Records excerpted from a collection
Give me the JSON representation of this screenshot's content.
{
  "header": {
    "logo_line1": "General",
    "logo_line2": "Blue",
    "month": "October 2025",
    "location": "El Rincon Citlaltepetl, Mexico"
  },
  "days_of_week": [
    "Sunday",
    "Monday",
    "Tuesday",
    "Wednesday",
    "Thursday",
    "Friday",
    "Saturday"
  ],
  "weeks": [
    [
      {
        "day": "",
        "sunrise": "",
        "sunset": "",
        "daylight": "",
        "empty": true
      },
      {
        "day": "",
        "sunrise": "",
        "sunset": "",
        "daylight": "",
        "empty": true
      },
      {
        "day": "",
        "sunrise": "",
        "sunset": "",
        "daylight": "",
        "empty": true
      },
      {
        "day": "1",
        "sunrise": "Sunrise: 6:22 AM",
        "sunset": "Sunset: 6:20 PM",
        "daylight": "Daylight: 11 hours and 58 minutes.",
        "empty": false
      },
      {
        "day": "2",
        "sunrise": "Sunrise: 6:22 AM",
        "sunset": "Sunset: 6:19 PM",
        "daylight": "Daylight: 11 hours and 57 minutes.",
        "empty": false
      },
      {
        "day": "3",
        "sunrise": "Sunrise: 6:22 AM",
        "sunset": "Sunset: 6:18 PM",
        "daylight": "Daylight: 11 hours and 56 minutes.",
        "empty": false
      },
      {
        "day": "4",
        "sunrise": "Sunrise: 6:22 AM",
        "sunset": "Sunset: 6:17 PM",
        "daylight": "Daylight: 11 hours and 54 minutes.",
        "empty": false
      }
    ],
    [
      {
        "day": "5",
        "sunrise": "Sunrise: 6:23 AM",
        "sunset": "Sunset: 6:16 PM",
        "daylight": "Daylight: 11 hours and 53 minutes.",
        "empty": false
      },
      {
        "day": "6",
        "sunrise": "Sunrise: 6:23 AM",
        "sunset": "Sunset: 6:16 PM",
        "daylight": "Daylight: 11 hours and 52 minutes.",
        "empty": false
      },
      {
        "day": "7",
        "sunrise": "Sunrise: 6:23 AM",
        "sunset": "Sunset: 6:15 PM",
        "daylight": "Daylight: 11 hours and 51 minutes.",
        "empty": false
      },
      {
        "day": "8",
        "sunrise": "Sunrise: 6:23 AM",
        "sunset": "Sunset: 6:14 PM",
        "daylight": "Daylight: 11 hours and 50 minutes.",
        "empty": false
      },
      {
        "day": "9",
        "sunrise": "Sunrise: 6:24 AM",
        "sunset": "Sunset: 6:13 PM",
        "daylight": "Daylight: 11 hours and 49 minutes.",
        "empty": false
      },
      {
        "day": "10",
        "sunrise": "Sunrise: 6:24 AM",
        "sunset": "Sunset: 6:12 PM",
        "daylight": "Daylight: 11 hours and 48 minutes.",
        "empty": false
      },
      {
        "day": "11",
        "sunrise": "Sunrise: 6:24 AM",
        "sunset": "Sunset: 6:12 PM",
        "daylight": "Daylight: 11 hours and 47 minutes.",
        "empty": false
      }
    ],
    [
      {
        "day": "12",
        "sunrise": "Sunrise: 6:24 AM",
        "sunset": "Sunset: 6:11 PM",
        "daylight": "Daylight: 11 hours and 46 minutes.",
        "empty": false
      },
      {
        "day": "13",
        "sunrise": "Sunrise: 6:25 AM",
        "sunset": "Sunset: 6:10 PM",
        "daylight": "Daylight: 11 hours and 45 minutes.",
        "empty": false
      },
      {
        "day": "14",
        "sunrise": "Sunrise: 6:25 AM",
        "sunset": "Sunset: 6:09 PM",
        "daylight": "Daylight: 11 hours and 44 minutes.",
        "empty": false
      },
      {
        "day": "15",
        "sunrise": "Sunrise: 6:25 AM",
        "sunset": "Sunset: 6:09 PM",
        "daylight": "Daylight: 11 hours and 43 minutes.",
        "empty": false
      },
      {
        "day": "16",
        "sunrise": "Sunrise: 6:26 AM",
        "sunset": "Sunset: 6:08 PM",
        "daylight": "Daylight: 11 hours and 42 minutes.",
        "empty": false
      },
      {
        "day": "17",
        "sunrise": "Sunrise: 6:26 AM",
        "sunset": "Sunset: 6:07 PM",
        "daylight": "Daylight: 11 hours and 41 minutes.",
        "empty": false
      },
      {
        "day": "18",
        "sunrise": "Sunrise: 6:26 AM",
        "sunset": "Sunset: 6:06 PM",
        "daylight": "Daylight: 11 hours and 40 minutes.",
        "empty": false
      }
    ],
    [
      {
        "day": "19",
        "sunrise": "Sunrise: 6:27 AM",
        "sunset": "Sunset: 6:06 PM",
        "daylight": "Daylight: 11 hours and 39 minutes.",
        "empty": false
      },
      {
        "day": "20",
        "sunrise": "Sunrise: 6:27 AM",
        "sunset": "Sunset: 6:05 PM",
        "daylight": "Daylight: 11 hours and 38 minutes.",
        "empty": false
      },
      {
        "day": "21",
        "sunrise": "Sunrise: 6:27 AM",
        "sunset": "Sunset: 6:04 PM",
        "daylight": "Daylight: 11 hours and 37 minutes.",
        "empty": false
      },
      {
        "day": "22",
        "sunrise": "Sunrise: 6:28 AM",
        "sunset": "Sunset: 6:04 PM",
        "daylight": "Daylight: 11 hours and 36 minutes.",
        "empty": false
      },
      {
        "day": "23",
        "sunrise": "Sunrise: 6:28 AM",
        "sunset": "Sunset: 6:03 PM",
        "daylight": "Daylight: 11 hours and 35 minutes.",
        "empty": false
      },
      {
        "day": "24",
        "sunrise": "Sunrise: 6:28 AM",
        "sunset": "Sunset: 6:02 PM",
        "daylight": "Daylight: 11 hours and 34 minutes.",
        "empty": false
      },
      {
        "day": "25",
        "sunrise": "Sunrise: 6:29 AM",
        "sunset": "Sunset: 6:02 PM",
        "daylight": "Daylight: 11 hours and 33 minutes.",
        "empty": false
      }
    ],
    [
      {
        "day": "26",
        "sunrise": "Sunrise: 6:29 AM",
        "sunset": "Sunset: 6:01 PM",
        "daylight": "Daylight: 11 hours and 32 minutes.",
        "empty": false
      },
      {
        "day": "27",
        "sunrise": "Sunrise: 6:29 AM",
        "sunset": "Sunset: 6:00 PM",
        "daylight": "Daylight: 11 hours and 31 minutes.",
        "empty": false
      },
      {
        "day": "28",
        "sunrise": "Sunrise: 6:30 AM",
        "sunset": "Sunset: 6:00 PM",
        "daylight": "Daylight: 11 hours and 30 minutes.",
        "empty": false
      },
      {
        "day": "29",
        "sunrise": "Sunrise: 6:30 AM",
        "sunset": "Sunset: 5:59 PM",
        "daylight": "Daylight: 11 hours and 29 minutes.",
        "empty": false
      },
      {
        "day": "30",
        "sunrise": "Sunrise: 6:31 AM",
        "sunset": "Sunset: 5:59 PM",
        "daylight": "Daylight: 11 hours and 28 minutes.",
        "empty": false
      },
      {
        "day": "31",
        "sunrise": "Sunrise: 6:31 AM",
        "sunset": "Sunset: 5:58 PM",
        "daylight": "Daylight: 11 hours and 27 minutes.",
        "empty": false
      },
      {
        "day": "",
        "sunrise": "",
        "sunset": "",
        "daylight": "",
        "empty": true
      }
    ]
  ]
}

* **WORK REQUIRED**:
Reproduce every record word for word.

* **TASK ANSWER**:
Give me the JSON representation of this screenshot's content.
{
  "header": {
    "logo_line1": "General",
    "logo_line2": "Blue",
    "month": "October 2025",
    "location": "El Rincon Citlaltepetl, Mexico"
  },
  "days_of_week": [
    "Sunday",
    "Monday",
    "Tuesday",
    "Wednesday",
    "Thursday",
    "Friday",
    "Saturday"
  ],
  "weeks": [
    [
      {
        "day": "",
        "sunrise": "",
        "sunset": "",
        "daylight": "",
        "empty": true
      },
      {
        "day": "",
        "sunrise": "",
        "sunset": "",
        "daylight": "",
        "empty": true
      },
      {
        "day": "",
        "sunrise": "",
        "sunset": "",
        "daylight": "",
        "empty": true
      },
      {
        "day": "1",
        "sunrise": "Sunrise: 6:22 AM",
        "sunset": "Sunset: 6:20 PM",
        "daylight": "Daylight: 11 hours and 58 minutes.",
        "empty": false
      },
      {
        "day": "2",
        "sunrise": "Sunrise: 6:22 AM",
        "sunset": "Sunset: 6:19 PM",
        "daylight": "Daylight: 11 hours and 57 minutes.",
        "empty": false
      },
      {
        "day": "3",
        "sunrise": "Sunrise: 6:22 AM",
        "sunset": "Sunset: 6:18 PM",
        "daylight": "Daylight: 11 hours and 56 minutes.",
        "empty": false
      },
      {
        "day": "4",
        "sunrise": "Sunrise: 6:22 AM",
        "sunset": "Sunset: 6:17 PM",
        "daylight": "Daylight: 11 hours and 54 minutes.",
        "empty": false
      }
    ],
    [
      {
        "day": "5",
        "sunrise": "Sunrise: 6:23 AM",
        "sunset": "Sunset: 6:16 PM",
        "daylight": "Daylight: 11 hours and 53 minutes.",
        "empty": false
      },
      {
        "day": "6",
        "sunrise": "Sunrise: 6:23 AM",
        "sunset": "Sunset: 6:16 PM",
        "daylight": "Daylight: 11 hours and 52 minutes.",
        "empty": false
      },
      {
        "day": "7",
        "sunrise": "Sunrise: 6:23 AM",
        "sunset": "Sunset: 6:15 PM",
        "daylight": "Daylight: 11 hours and 51 minutes.",
        "empty": false
      },
      {
        "day": "8",
        "sunrise": "Sunrise: 6:23 AM",
        "sunset": "Sunset: 6:14 PM",
        "daylight": "Daylight: 11 hours and 50 minutes.",
        "empty": false
      },
      {
        "day": "9",
        "sunrise": "Sunrise: 6:24 AM",
        "sunset": "Sunset: 6:13 PM",
        "daylight": "Daylight: 11 hours and 49 minutes.",
        "empty": false
      },
      {
        "day": "10",
        "sunrise": "Sunrise: 6:24 AM",
        "sunset": "Sunset: 6:12 PM",
        "daylight": "Daylight: 11 hours and 48 minutes.",
        "empty": false
      },
      {
        "day": "11",
        "sunrise": "Sunrise: 6:24 AM",
        "sunset": "Sunset: 6:12 PM",
        "daylight": "Daylight: 11 hours and 47 minutes.",
        "empty": false
      }
    ],
    [
      {
        "day": "12",
        "sunrise": "Sunrise: 6:24 AM",
        "sunset": "Sunset: 6:11 PM",
        "daylight": "Daylight: 11 hours and 46 minutes.",
        "empty": false
      },
      {
        "day": "13",
        "sunrise": "Sunrise: 6:25 AM",
        "sunset": "Sunset: 6:10 PM",
        "daylight": "Daylight: 11 hours and 45 minutes.",
        "empty": false
      },
      {
        "day": "14",
        "sunrise": "Sunrise: 6:25 AM",
        "sunset": "Sunset: 6:09 PM",
        "daylight": "Daylight: 11 hours and 44 minutes.",
        "empty": false
      },
      {
        "day": "15",
        "sunrise": "Sunrise: 6:25 AM",
        "sunset": "Sunset: 6:09 PM",
        "daylight": "Daylight: 11 hours and 43 minutes.",
        "empty": false
      },
      {
        "day": "16",
        "sunrise": "Sunrise: 6:26 AM",
        "sunset": "Sunset: 6:08 PM",
        "daylight": "Daylight: 11 hours and 42 minutes.",
        "empty": false
      },
      {
        "day": "17",
        "sunrise": "Sunrise: 6:26 AM",
        "sunset": "Sunset: 6:07 PM",
        "daylight": "Daylight: 11 hours and 41 minutes.",
        "empty": false
      },
      {
        "day": "18",
        "sunrise": "Sunrise: 6:26 AM",
        "sunset": "Sunset: 6:06 PM",
        "daylight": "Daylight: 11 hours and 40 minutes.",
        "empty": false
      }
    ],
    [
      {
        "day": "19",
        "sunrise": "Sunrise: 6:27 AM",
        "sunset": "Sunset: 6:06 PM",
        "daylight": "Daylight: 11 hours and 39 minutes.",
        "empty": false
      },
      {
        "day": "20",
        "sunrise": "Sunrise: 6:27 AM",
        "sunset": "Sunset: 6:05 PM",
        "daylight": "Daylight: 11 hours and 38 minutes.",
        "empty": false
      },
      {
        "day": "21",
        "sunrise": "Sunrise: 6:27 AM",
        "sunset": "Sunset: 6:04 PM",
        "daylight": "Daylight: 11 hours and 37 minutes.",
        "empty": false
      },
      {
        "day": "22",
        "sunrise": "Sunrise: 6:28 AM",
        "sunset": "Sunset: 6:04 PM",
        "daylight": "Daylight: 11 hours and 36 minutes.",
        "empty": false
      },
      {
        "day": "23",
        "sunrise": "Sunrise: 6:28 AM",
        "sunset": "Sunset: 6:03 PM",
        "daylight": "Daylight: 11 hours and 35 minutes.",
        "empty": false
      },
      {
        "day": "24",
        "sunrise": "Sunrise: 6:28 AM",
        "sunset": "Sunset: 6:02 PM",
        "daylight": "Daylight: 11 hours and 34 minutes.",
        "empty": false
      },
      {
        "day": "25",
        "sunrise": "Sunrise: 6:29 AM",
        "sunset": "Sunset: 6:02 PM",
        "daylight": "Daylight: 11 hours and 33 minutes.",
        "empty": false
      }
    ],
    [
      {
        "day": "26",
        "sunrise": "Sunrise: 6:29 AM",
        "sunset": "Sunset: 6:01 PM",
        "daylight": "Daylight: 11 hours and 32 minutes.",
        "empty": false
      },
      {
        "day": "27",
        "sunrise": "Sunrise: 6:29 AM",
        "sunset": "Sunset: 6:00 PM",
        "daylight": "Daylight: 11 hours and 31 minutes.",
        "empty": false
      },
      {
        "day": "28",
        "sunrise": "Sunrise: 6:30 AM",
        "sunset": "Sunset: 6:00 PM",
        "daylight": "Daylight: 11 hours and 30 minutes.",
        "empty": false
      },
      {
        "day": "29",
        "sunrise": "Sunrise: 6:30 AM",
        "sunset": "Sunset: 5:59 PM",
        "daylight": "Daylight: 11 hours and 29 minutes.",
        "empty": false
      },
      {
        "day": "30",
        "sunrise": "Sunrise: 6:31 AM",
        "sunset": "Sunset: 5:59 PM",
        "daylight": "Daylight: 11 hours and 28 minutes.",
        "empty": false
      },
      {
        "day": "31",
        "sunrise": "Sunrise: 6:31 AM",
        "sunset": "Sunset: 5:58 PM",
        "daylight": "Daylight: 11 hours and 27 minutes.",
        "empty": false
      },
      {
        "day": "",
        "sunrise": "",
        "sunset": "",
        "daylight": "",
        "empty": true
      }
    ]
  ]
}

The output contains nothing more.